Antibiotics can also cause diarrhoea as a result of an overgrowth of yeast since they wipe out all those good bacteria in the colon necessary for harmony in the gastrointestinal tract. Conditions like athlete’s foot can also occur from being exposed to a fungus by walking barefoot in a damp place, like a gym shower, locker room, or around the perimeter of a community pool.
Usually these acute, short-term infections are easily identified by their symptoms. The good news is that they are easily rectified with an over-the-counter cream or prescription oral medication. Supplementing with probiotics helps to pave the way for restoring the good bacteria into your system, and candida is usually successfully treated.
But what happens when someone suffers from chronic Candida – a long-term, problematic condition, which is not easily diagnosed and is often missed by patient as well as physician?
Why is Chronic Candida Difficult to Diagnose?
Allergies, digestive problems like heartburn and irritable bowels, headaches, fatigue, food and chemical sensitivities are just a handful of some chronic problems that afflict many people for years. Patients are often misdiagnosed and are often given antibiotics or other wrongly prescribed medicines to calm their gastrointestinal tracts or to ease their allergic disorders. Chronic Candida can mimic other diseases with many of the same overlapping symptoms and sensitivities.
Symptoms of Chronic Candida
Chronic Candida can cause multiple symptoms, varying from patient to patient, with waxing and waning of some of the manifestations over time. Typical symptoms include allergic reactions (hay fever, asthma, etc.) that are often worse in damp or muggy locations. Patients may be reactive to certain foods and label themselves as having a myriad of food allergies. Chronic Candida may make the patient easily affected by changes in the environment and may cause an intolerance to perfumes or other strong odors or chemicals.
Frequently occurring vaginal infections in females, male jock itch, or other fungal infections of the skin may occur. Headaches, migraines, and throat or nasal symptoms, such as congestion or frequent runny noses, may be a symptom of chronic Candida as well. Heartburn, indigestion or diarrhoea may affect a patient’s nutritional state, with patients treating symptoms with antacids, pills, or more antibiotics – which can exacerbate chronic Candida symptoms even more. People afflicted with this condition often walk around in a fog – anxious, depressed and worn out from not knowing what is wrong with them or how to combat their symptoms.
What Causes Chronic Candida?
Some patients are more sensitive to the effects of candida. A history of prolonged antibiotics or several short courses of antibiotics, an intake of corticosteroids, or an impaired immune system can make a patient more susceptible to candida. A poor diet with a high intake of sugar and an emphasis on simple carbohydrates such as junk food will provide fuel for the yeast organism to grow. Foods with a high yeast or mold content, such as alcohol or cheese for instance, can fuel the fire as well.

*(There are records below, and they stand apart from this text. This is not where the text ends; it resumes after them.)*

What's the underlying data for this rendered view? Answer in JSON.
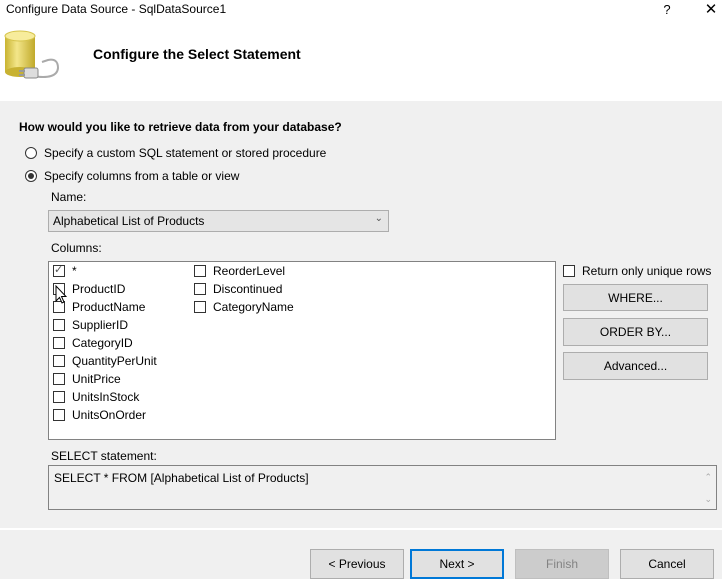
{
  "window": {
    "title": "Configure Data Source - SqlDataSource1",
    "help_label": "?",
    "close_label": "✕"
  },
  "header": {
    "title": "Configure the Select Statement",
    "icon": "database-plug-icon"
  },
  "main": {
    "question": "How would you like to retrieve data from your database?",
    "options": [
      {
        "label": "Specify a custom SQL statement or stored procedure",
        "selected": false
      },
      {
        "label": "Specify columns from a table or view",
        "selected": true
      }
    ],
    "name_label": "Name:",
    "name_value": "Alphabetical List of Products",
    "columns_label": "Columns:",
    "columns": [
      {
        "label": "*",
        "checked": true
      },
      {
        "label": "ProductID",
        "checked": false
      },
      {
        "label": "ProductName",
        "checked": false
      },
      {
        "label": "SupplierID",
        "checked": false
      },
      {
        "label": "CategoryID",
        "checked": false
      },
      {
        "label": "QuantityPerUnit",
        "checked": false
      },
      {
        "label": "UnitPrice",
        "checked": false
      },
      {
        "label": "UnitsInStock",
        "checked": false
      },
      {
        "label": "UnitsOnOrder",
        "checked": false
      },
      {
        "label": "ReorderLevel",
        "checked": false
      },
      {
        "label": "Discontinued",
        "checked": false
      },
      {
        "label": "CategoryName",
        "checked": false
      }
    ],
    "unique_rows_label": "Return only unique rows",
    "unique_rows_checked": false,
    "where_label": "WHERE...",
    "order_by_label": "ORDER BY...",
    "advanced_label": "Advanced...",
    "select_label": "SELECT statement:",
    "select_value": "SELECT * FROM [Alphabetical List of Products]"
  },
  "footer": {
    "previous_label": "< Previous",
    "next_label": "Next >",
    "finish_label": "Finish",
    "cancel_label": "Cancel"
  }
}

Proper Diagnosis of Chronic Candida
Unless one looks at the big picture and is familiar with and suspects chronic Candida, the condition is often completely overlooked. If a physician takes a patient’s complete history, understands his or her nutritional state, and investigates with proper testing, there is a better chance that chronic Candida can be diagnosed. Testing may include labs (such as stool cultures for candida or antibody tests to measure levels in the blood).
Even without sophisticated testing, many doctors in tune to the consequences of chronic Candida may suggest the proper treatments through antifungal medications, dietary and lifestyle modifications, and various probiotics and supplements. Chronic Candida can be treated so that the patient’s chronic aches, pains and ailments can be eliminated and the patient can be on the road to good health with energy and a positive outlook once again restored.
About the Author: Dr. Eric Bakker, ND is a naturopathic physician who has dedicated the last 20 years studying the Candida albicans organism. You can read more about the condition and how it is treated at yeastinfection.org.